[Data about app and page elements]
+ + +

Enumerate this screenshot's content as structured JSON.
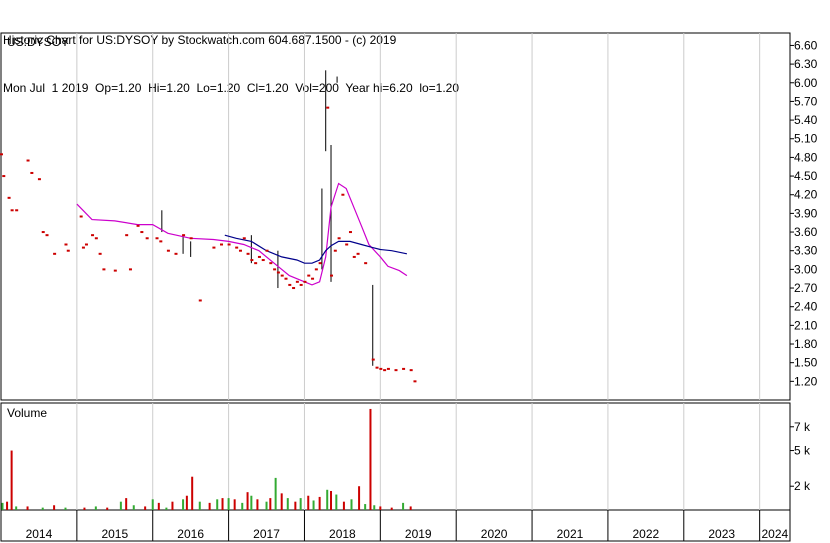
{
  "header": {
    "line1": "Historic Chart for US:DYSOY by Stockwatch.com 604.687.1500 - (c) 2019",
    "line2": "Mon Jul  1 2019  Op=1.20  Hi=1.20  Lo=1.20  Cl=1.20  Vol=200  Year hi=6.20  lo=1.20"
  },
  "colors": {
    "ma_short": "#cc00cc",
    "ma_long": "#00008b",
    "price": "#cc0000",
    "vol_up": "#33aa33",
    "vol_down": "#cc0000"
  },
  "chart_data": {
    "type": "line",
    "title": "US:DYSOY",
    "price_axis": {
      "ylim": [
        0.9,
        6.8
      ],
      "ticks": [
        "6.60",
        "6.30",
        "6.00",
        "5.70",
        "5.40",
        "5.10",
        "4.80",
        "4.50",
        "4.20",
        "3.90",
        "3.60",
        "3.30",
        "3.00",
        "2.70",
        "2.40",
        "2.10",
        "1.80",
        "1.50",
        "1.20"
      ]
    },
    "volume_panel": {
      "label": "Volume",
      "ylim": [
        0,
        9000
      ],
      "ticks": [
        {
          "v": 7000,
          "label": "7 k"
        },
        {
          "v": 5000,
          "label": "5 k"
        },
        {
          "v": 2000,
          "label": "2 k"
        }
      ]
    },
    "x_axis": {
      "years": [
        "2014",
        "2015",
        "2016",
        "2017",
        "2018",
        "2019",
        "2020",
        "2021",
        "2022",
        "2023",
        "2024"
      ],
      "xlim": [
        2014.0,
        2024.4
      ]
    },
    "price_points": [
      [
        2014.0,
        4.85
      ],
      [
        2014.03,
        4.5
      ],
      [
        2014.1,
        4.15
      ],
      [
        2014.14,
        3.95
      ],
      [
        2014.2,
        3.95
      ],
      [
        2014.35,
        4.75
      ],
      [
        2014.4,
        4.55
      ],
      [
        2014.5,
        4.45
      ],
      [
        2014.55,
        3.6
      ],
      [
        2014.6,
        3.55
      ],
      [
        2014.7,
        3.25
      ],
      [
        2014.85,
        3.4
      ],
      [
        2014.88,
        3.3
      ],
      [
        2015.05,
        3.85
      ],
      [
        2015.08,
        3.35
      ],
      [
        2015.12,
        3.4
      ],
      [
        2015.2,
        3.55
      ],
      [
        2015.25,
        3.5
      ],
      [
        2015.3,
        3.25
      ],
      [
        2015.35,
        3.0
      ],
      [
        2015.5,
        2.98
      ],
      [
        2015.65,
        3.55
      ],
      [
        2015.7,
        3.0
      ],
      [
        2015.8,
        3.7
      ],
      [
        2015.85,
        3.6
      ],
      [
        2015.92,
        3.5
      ],
      [
        2016.05,
        3.5
      ],
      [
        2016.1,
        3.45
      ],
      [
        2016.2,
        3.3
      ],
      [
        2016.3,
        3.25
      ],
      [
        2016.4,
        3.55
      ],
      [
        2016.5,
        3.5
      ],
      [
        2016.62,
        2.5
      ],
      [
        2016.8,
        3.35
      ],
      [
        2016.9,
        3.4
      ],
      [
        2017.0,
        3.4
      ],
      [
        2017.1,
        3.35
      ],
      [
        2017.15,
        3.3
      ],
      [
        2017.2,
        3.5
      ],
      [
        2017.25,
        3.25
      ],
      [
        2017.3,
        3.15
      ],
      [
        2017.35,
        3.1
      ],
      [
        2017.4,
        3.2
      ],
      [
        2017.45,
        3.15
      ],
      [
        2017.5,
        3.3
      ],
      [
        2017.55,
        3.1
      ],
      [
        2017.6,
        3.0
      ],
      [
        2017.65,
        2.95
      ],
      [
        2017.7,
        2.9
      ],
      [
        2017.75,
        2.85
      ],
      [
        2017.8,
        2.75
      ],
      [
        2017.85,
        2.7
      ],
      [
        2017.9,
        2.8
      ],
      [
        2017.95,
        2.75
      ],
      [
        2018.0,
        2.8
      ],
      [
        2018.05,
        2.9
      ],
      [
        2018.1,
        2.85
      ],
      [
        2018.15,
        3.0
      ],
      [
        2018.2,
        3.1
      ],
      [
        2018.3,
        5.6
      ],
      [
        2018.35,
        2.9
      ],
      [
        2018.4,
        3.3
      ],
      [
        2018.45,
        3.5
      ],
      [
        2018.5,
        4.2
      ],
      [
        2018.55,
        3.4
      ],
      [
        2018.6,
        3.6
      ],
      [
        2018.65,
        3.2
      ],
      [
        2018.7,
        3.25
      ],
      [
        2018.8,
        3.1
      ],
      [
        2018.9,
        1.55
      ],
      [
        2018.95,
        1.42
      ],
      [
        2019.0,
        1.4
      ],
      [
        2019.05,
        1.38
      ],
      [
        2019.1,
        1.4
      ],
      [
        2019.2,
        1.38
      ],
      [
        2019.3,
        1.4
      ],
      [
        2019.4,
        1.38
      ],
      [
        2019.45,
        1.2
      ]
    ],
    "price_spikes": [
      {
        "x": 2016.12,
        "lo": 3.6,
        "hi": 3.95
      },
      {
        "x": 2016.4,
        "lo": 3.25,
        "hi": 3.55
      },
      {
        "x": 2016.5,
        "lo": 3.2,
        "hi": 3.45
      },
      {
        "x": 2017.3,
        "lo": 3.1,
        "hi": 3.55
      },
      {
        "x": 2017.65,
        "lo": 2.7,
        "hi": 3.3
      },
      {
        "x": 2018.23,
        "lo": 3.0,
        "hi": 4.3
      },
      {
        "x": 2018.28,
        "lo": 4.9,
        "hi": 6.2
      },
      {
        "x": 2018.35,
        "lo": 2.8,
        "hi": 5.0
      },
      {
        "x": 2018.43,
        "lo": 6.0,
        "hi": 6.1
      },
      {
        "x": 2018.9,
        "lo": 1.45,
        "hi": 2.75
      }
    ],
    "series": [
      {
        "values": [
          [
            2015.0,
            4.05
          ],
          [
            2015.2,
            3.8
          ],
          [
            2015.5,
            3.78
          ],
          [
            2015.8,
            3.72
          ],
          [
            2016.0,
            3.72
          ],
          [
            2016.2,
            3.58
          ],
          [
            2016.5,
            3.5
          ],
          [
            2016.8,
            3.48
          ],
          [
            2017.0,
            3.45
          ],
          [
            2017.2,
            3.4
          ],
          [
            2017.4,
            3.3
          ],
          [
            2017.6,
            3.1
          ],
          [
            2017.8,
            2.9
          ],
          [
            2018.0,
            2.8
          ],
          [
            2018.1,
            2.75
          ],
          [
            2018.2,
            2.8
          ],
          [
            2018.28,
            3.2
          ],
          [
            2018.35,
            4.0
          ],
          [
            2018.45,
            4.38
          ],
          [
            2018.55,
            4.3
          ],
          [
            2018.65,
            4.0
          ],
          [
            2018.75,
            3.7
          ],
          [
            2018.85,
            3.4
          ],
          [
            2019.0,
            3.2
          ],
          [
            2019.1,
            3.05
          ],
          [
            2019.25,
            2.98
          ],
          [
            2019.35,
            2.9
          ]
        ]
      },
      {
        "values": [
          [
            2016.95,
            3.55
          ],
          [
            2017.1,
            3.5
          ],
          [
            2017.3,
            3.45
          ],
          [
            2017.5,
            3.3
          ],
          [
            2017.7,
            3.2
          ],
          [
            2017.9,
            3.15
          ],
          [
            2018.0,
            3.1
          ],
          [
            2018.1,
            3.1
          ],
          [
            2018.2,
            3.15
          ],
          [
            2018.28,
            3.3
          ],
          [
            2018.35,
            3.38
          ],
          [
            2018.45,
            3.45
          ],
          [
            2018.6,
            3.45
          ],
          [
            2018.75,
            3.4
          ],
          [
            2018.9,
            3.35
          ],
          [
            2019.0,
            3.32
          ],
          [
            2019.15,
            3.3
          ],
          [
            2019.35,
            3.25
          ]
        ]
      }
    ],
    "volume_bars": [
      [
        2014.02,
        600,
        "up"
      ],
      [
        2014.08,
        700,
        "down"
      ],
      [
        2014.14,
        5000,
        "down"
      ],
      [
        2014.2,
        300,
        "up"
      ],
      [
        2014.35,
        300,
        "down"
      ],
      [
        2014.55,
        200,
        "up"
      ],
      [
        2014.7,
        400,
        "down"
      ],
      [
        2014.85,
        200,
        "up"
      ],
      [
        2015.1,
        200,
        "down"
      ],
      [
        2015.25,
        300,
        "up"
      ],
      [
        2015.4,
        200,
        "down"
      ],
      [
        2015.58,
        700,
        "up"
      ],
      [
        2015.65,
        1000,
        "down"
      ],
      [
        2015.75,
        400,
        "up"
      ],
      [
        2015.9,
        300,
        "down"
      ],
      [
        2016.0,
        900,
        "up"
      ],
      [
        2016.08,
        600,
        "down"
      ],
      [
        2016.18,
        200,
        "up"
      ],
      [
        2016.26,
        700,
        "down"
      ],
      [
        2016.4,
        900,
        "up"
      ],
      [
        2016.45,
        1200,
        "down"
      ],
      [
        2016.52,
        2800,
        "down"
      ],
      [
        2016.62,
        700,
        "up"
      ],
      [
        2016.75,
        600,
        "down"
      ],
      [
        2016.85,
        900,
        "up"
      ],
      [
        2016.92,
        1000,
        "down"
      ],
      [
        2017.0,
        1000,
        "up"
      ],
      [
        2017.08,
        900,
        "down"
      ],
      [
        2017.18,
        600,
        "up"
      ],
      [
        2017.25,
        1500,
        "down"
      ],
      [
        2017.3,
        1200,
        "up"
      ],
      [
        2017.38,
        900,
        "down"
      ],
      [
        2017.5,
        700,
        "up"
      ],
      [
        2017.55,
        1000,
        "down"
      ],
      [
        2017.62,
        2700,
        "up"
      ],
      [
        2017.7,
        1400,
        "down"
      ],
      [
        2017.78,
        1000,
        "up"
      ],
      [
        2017.88,
        700,
        "down"
      ],
      [
        2017.95,
        1000,
        "up"
      ],
      [
        2018.05,
        1200,
        "down"
      ],
      [
        2018.12,
        800,
        "up"
      ],
      [
        2018.2,
        1100,
        "down"
      ],
      [
        2018.3,
        1700,
        "up"
      ],
      [
        2018.35,
        1600,
        "down"
      ],
      [
        2018.42,
        1300,
        "up"
      ],
      [
        2018.52,
        700,
        "down"
      ],
      [
        2018.62,
        900,
        "up"
      ],
      [
        2018.72,
        2000,
        "down"
      ],
      [
        2018.8,
        500,
        "up"
      ],
      [
        2018.87,
        8500,
        "down"
      ],
      [
        2018.92,
        400,
        "up"
      ],
      [
        2019.0,
        300,
        "down"
      ],
      [
        2019.15,
        200,
        "down"
      ],
      [
        2019.3,
        600,
        "up"
      ],
      [
        2019.4,
        300,
        "down"
      ]
    ]
  }
}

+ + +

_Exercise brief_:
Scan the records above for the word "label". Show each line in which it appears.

_Task result_:
      "label": "Volume",
          "label": "7 k"
          "label": "5 k"
          "label": "2 k"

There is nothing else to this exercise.